Below are the entries to retype; reproduce each one exactly.

══════════════════════════════

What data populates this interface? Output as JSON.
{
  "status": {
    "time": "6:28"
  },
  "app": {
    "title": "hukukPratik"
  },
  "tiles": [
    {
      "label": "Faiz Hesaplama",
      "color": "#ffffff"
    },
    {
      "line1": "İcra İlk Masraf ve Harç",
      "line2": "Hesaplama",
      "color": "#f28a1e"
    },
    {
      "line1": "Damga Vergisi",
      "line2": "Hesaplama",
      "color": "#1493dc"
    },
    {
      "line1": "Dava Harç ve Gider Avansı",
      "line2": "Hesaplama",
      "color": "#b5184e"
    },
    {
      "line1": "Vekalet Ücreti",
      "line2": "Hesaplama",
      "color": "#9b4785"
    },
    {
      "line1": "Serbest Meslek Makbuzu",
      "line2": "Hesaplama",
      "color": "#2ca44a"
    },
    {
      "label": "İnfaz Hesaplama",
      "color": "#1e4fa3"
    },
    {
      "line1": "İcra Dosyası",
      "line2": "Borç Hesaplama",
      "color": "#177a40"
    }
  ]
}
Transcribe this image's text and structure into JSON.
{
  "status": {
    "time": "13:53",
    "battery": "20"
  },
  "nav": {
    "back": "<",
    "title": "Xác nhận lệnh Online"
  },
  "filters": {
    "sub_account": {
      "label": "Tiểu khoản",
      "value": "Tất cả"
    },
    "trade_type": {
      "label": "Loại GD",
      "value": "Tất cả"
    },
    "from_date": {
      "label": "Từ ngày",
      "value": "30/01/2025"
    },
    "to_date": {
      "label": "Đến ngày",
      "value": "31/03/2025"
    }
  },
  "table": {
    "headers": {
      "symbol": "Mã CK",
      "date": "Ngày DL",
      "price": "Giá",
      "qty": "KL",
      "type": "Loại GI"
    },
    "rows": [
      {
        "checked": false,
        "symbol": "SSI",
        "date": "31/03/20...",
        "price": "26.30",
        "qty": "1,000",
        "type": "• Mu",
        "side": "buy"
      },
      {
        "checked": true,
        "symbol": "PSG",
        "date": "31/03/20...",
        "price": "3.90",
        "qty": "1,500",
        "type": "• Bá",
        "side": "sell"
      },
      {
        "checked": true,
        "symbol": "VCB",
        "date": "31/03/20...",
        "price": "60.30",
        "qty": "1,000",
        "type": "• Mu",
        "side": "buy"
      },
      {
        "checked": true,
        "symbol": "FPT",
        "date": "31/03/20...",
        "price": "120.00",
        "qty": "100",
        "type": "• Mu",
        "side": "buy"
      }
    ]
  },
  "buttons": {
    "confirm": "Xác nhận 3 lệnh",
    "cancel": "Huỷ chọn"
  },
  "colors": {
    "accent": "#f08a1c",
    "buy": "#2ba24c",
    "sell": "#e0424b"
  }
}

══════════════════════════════

> _EXPECTED ANSWER_:
What data populates this interface? Output as JSON.
{
  "status": {
    "time": "6:28"
  },
  "app": {
    "title": "hukukPratik"
  },
  "tiles": [
    {
      "label": "Faiz Hesaplama",
      "color": "#ffffff"
    },
    {
      "line1": "İcra İlk Masraf ve Harç",
      "line2": "Hesaplama",
      "color": "#f28a1e"
    },
    {
      "line1": "Damga Vergisi",
      "line2": "Hesaplama",
      "color": "#1493dc"
    },
    {
      "line1": "Dava Harç ve Gider Avansı",
      "line2": "Hesaplama",
      "color": "#b5184e"
    },
    {
      "line1": "Vekalet Ücreti",
      "line2": "Hesaplama",
      "color": "#9b4785"
    },
    {
      "line1": "Serbest Meslek Makbuzu",
      "line2": "Hesaplama",
      "color": "#2ca44a"
    },
    {
      "label": "İnfaz Hesaplama",
      "color": "#1e4fa3"
    },
    {
      "line1": "İcra Dosyası",
      "line2": "Borç Hesaplama",
      "color": "#177a40"
    }
  ]
}
Transcribe this image's text and structure into JSON.
{
  "status": {
    "time": "13:53",
    "battery": "20"
  },
  "nav": {
    "back": "<",
    "title": "Xác nhận lệnh Online"
  },
  "filters": {
    "sub_account": {
      "label": "Tiểu khoản",
      "value": "Tất cả"
    },
    "trade_type": {
      "label": "Loại GD",
      "value": "Tất cả"
    },
    "from_date": {
      "label": "Từ ngày",
      "value": "30/01/2025"
    },
    "to_date": {
      "label": "Đến ngày",
      "value": "31/03/2025"
    }
  },
  "table": {
    "headers": {
      "symbol": "Mã CK",
      "date": "Ngày DL",
      "price": "Giá",
      "qty": "KL",
      "type": "Loại GI"
    },
    "rows": [
      {
        "checked": false,
        "symbol": "SSI",
        "date": "31/03/20...",
        "price": "26.30",
        "qty": "1,000",
        "type": "• Mu",
        "side": "buy"
      },
      {
        "checked": true,
        "symbol": "PSG",
        "date": "31/03/20...",
        "price": "3.90",
        "qty": "1,500",
        "type": "• Bá",
        "side": "sell"
      },
      {
        "checked": true,
        "symbol": "VCB",
        "date": "31/03/20...",
        "price": "60.30",
        "qty": "1,000",
        "type": "• Mu",
        "side": "buy"
      },
      {
        "checked": true,
        "symbol": "FPT",
        "date": "31/03/20...",
        "price": "120.00",
        "qty": "100",
        "type": "• Mu",
        "side": "buy"
      }
    ]
  },
  "buttons": {
    "confirm": "Xác nhận 3 lệnh",
    "cancel": "Huỷ chọn"
  },
  "colors": {
    "accent": "#f08a1c",
    "buy": "#2ba24c",
    "sell": "#e0424b"
  }
}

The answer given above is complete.